EXERCISE DETAILS. Run through the data and copy out every line that mentions the word "your".

DATA Block Start

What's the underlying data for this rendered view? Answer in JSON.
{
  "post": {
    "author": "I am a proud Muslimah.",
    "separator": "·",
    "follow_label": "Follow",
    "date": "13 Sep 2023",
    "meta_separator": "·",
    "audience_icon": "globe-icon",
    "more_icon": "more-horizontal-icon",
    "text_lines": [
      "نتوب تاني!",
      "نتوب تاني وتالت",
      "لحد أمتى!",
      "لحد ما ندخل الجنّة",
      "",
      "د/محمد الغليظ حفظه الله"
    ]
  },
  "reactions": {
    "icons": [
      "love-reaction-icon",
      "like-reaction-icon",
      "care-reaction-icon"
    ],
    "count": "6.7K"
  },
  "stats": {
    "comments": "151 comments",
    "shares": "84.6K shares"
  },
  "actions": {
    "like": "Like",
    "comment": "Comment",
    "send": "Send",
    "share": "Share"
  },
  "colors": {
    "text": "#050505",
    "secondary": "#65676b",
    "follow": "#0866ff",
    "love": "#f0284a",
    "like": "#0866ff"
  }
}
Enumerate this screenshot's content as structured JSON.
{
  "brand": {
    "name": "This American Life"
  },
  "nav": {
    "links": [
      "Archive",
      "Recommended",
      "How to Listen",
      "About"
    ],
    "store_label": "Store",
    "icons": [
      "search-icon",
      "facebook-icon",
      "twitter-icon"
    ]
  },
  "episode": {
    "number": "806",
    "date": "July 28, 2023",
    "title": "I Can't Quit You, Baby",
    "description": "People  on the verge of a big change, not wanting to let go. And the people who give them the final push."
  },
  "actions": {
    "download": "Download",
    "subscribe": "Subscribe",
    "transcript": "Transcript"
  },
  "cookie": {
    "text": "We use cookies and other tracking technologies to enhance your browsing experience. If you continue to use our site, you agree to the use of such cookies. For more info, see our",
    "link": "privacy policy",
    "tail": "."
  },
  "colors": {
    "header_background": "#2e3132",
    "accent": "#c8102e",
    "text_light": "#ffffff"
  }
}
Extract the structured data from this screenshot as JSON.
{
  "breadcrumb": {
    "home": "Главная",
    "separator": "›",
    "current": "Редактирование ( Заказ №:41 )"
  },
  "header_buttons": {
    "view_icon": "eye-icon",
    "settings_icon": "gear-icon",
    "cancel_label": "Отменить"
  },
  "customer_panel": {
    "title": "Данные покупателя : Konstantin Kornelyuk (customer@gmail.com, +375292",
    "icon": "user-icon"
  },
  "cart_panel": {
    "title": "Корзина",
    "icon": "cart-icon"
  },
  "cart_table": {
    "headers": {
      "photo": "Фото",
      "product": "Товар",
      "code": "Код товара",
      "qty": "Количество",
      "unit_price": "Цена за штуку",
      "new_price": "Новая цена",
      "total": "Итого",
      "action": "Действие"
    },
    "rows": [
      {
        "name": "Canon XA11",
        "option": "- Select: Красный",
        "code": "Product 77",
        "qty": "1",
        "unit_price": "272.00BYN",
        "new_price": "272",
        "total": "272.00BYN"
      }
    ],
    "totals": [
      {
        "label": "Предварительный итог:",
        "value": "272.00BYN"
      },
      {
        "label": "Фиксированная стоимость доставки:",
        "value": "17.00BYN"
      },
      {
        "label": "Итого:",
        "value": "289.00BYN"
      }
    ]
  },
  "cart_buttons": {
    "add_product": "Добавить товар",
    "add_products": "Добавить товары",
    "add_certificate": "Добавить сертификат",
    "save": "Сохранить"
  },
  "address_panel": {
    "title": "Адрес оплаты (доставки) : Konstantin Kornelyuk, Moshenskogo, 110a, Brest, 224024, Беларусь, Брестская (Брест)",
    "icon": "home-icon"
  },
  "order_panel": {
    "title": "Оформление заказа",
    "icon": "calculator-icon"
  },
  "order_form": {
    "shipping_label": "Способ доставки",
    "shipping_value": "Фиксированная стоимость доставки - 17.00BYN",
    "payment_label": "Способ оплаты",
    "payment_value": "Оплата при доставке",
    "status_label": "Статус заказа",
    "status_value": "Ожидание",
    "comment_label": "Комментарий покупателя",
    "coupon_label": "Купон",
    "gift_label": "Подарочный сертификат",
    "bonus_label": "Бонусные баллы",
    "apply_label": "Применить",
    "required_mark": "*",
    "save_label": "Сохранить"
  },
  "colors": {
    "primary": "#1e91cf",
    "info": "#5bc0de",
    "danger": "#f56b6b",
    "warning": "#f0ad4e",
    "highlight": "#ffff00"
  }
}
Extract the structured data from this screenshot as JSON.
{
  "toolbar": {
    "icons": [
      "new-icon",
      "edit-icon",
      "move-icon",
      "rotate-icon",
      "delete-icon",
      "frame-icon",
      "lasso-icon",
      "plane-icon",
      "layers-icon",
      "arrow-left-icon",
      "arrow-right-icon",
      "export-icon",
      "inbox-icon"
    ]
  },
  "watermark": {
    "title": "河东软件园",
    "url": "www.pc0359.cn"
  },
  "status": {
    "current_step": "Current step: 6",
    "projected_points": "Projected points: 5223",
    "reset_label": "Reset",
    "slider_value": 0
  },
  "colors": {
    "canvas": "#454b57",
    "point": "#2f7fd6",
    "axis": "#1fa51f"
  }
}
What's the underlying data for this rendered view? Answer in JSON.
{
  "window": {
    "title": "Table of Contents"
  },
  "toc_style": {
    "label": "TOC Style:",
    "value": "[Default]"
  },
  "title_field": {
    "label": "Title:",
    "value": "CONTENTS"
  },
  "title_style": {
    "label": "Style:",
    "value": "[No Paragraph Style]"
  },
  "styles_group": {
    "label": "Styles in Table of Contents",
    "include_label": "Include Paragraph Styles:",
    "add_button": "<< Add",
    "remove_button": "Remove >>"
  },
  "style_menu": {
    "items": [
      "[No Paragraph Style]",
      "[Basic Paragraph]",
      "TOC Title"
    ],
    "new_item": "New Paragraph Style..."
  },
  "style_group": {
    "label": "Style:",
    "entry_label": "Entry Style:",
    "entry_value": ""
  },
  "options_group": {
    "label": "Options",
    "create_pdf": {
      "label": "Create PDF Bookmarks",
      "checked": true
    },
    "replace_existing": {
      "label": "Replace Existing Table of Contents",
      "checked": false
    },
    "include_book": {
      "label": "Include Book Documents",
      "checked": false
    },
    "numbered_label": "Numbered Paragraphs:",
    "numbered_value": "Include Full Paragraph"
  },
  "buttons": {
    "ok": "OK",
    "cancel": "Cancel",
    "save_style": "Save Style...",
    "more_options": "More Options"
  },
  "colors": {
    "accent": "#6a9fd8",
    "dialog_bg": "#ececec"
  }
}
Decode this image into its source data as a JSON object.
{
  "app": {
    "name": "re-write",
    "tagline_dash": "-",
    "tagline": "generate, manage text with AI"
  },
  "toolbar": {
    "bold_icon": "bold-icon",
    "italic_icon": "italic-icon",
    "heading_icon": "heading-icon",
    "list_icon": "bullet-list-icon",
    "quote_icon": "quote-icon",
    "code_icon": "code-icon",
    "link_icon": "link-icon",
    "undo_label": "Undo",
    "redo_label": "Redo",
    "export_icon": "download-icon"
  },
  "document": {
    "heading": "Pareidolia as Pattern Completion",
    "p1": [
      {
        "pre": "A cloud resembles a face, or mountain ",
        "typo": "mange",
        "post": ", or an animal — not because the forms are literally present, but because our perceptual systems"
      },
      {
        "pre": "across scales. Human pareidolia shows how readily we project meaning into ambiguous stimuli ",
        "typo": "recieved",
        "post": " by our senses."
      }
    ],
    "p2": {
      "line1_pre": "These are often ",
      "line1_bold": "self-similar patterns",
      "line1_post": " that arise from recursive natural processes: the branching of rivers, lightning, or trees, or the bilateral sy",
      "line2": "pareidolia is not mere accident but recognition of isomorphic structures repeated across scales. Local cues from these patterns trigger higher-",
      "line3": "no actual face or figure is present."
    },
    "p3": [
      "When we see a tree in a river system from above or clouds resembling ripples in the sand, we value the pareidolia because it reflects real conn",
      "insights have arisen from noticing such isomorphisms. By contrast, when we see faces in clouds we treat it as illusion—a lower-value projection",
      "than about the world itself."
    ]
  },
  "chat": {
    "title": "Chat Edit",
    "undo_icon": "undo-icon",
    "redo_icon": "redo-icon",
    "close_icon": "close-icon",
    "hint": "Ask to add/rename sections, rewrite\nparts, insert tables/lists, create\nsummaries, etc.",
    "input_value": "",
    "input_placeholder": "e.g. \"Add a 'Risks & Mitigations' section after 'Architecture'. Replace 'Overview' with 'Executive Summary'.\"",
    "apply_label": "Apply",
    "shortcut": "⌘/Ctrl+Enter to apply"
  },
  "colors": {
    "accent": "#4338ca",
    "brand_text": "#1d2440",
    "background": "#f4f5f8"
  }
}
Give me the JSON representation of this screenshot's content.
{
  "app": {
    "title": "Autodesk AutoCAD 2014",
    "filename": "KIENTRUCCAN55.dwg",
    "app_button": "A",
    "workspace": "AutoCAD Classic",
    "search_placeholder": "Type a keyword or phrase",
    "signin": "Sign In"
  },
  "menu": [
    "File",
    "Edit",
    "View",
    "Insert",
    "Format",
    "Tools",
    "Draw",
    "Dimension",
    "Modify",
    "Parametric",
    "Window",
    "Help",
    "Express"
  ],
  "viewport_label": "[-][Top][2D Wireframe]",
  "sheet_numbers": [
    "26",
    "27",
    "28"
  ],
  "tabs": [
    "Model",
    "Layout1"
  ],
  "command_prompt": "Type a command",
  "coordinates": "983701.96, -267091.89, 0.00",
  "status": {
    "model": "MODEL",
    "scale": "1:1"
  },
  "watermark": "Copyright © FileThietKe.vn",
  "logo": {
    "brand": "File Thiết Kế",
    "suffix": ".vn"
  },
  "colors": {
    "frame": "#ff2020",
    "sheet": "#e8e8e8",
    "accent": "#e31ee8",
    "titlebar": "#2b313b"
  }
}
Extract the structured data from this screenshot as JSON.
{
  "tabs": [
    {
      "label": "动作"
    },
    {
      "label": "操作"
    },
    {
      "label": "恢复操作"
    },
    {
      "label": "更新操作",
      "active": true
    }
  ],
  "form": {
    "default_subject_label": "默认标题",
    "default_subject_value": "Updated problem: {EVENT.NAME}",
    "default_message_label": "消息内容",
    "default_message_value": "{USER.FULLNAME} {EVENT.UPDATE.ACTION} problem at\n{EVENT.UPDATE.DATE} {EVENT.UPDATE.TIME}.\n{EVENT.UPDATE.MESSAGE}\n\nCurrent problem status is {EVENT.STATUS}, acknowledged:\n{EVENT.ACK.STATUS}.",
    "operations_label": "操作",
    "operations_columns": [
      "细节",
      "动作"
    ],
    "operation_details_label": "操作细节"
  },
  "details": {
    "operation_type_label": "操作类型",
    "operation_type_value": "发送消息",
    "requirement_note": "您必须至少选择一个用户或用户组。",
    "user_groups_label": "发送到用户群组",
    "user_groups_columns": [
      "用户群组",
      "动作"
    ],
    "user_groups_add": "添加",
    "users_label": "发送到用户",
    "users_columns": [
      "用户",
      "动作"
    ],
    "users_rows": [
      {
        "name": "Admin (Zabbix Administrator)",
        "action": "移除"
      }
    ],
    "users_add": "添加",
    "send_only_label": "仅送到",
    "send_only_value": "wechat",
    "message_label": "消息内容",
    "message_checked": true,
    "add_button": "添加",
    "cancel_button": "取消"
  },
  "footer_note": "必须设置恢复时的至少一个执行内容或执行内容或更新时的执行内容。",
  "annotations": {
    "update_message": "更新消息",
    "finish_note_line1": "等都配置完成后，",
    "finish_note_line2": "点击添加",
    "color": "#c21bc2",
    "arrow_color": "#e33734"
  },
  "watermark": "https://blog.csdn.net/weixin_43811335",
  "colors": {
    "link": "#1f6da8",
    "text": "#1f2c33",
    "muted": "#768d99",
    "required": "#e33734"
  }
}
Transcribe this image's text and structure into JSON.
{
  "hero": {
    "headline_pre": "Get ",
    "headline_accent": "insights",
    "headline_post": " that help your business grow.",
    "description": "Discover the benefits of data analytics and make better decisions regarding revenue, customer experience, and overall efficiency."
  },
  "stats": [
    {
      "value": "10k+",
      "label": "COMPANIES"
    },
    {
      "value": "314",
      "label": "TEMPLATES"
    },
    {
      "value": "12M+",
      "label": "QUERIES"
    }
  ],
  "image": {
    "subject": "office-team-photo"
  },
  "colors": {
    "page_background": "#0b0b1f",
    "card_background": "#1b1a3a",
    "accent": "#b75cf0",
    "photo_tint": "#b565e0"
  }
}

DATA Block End

EXERCISE OUTPUT.
    "text": "We use cookies and other tracking technologies to enhance your browsing experience. If you continue to use our site, you agree to the use of such cookies. For more info, see our",
    "headline_post": " that help your business grow.",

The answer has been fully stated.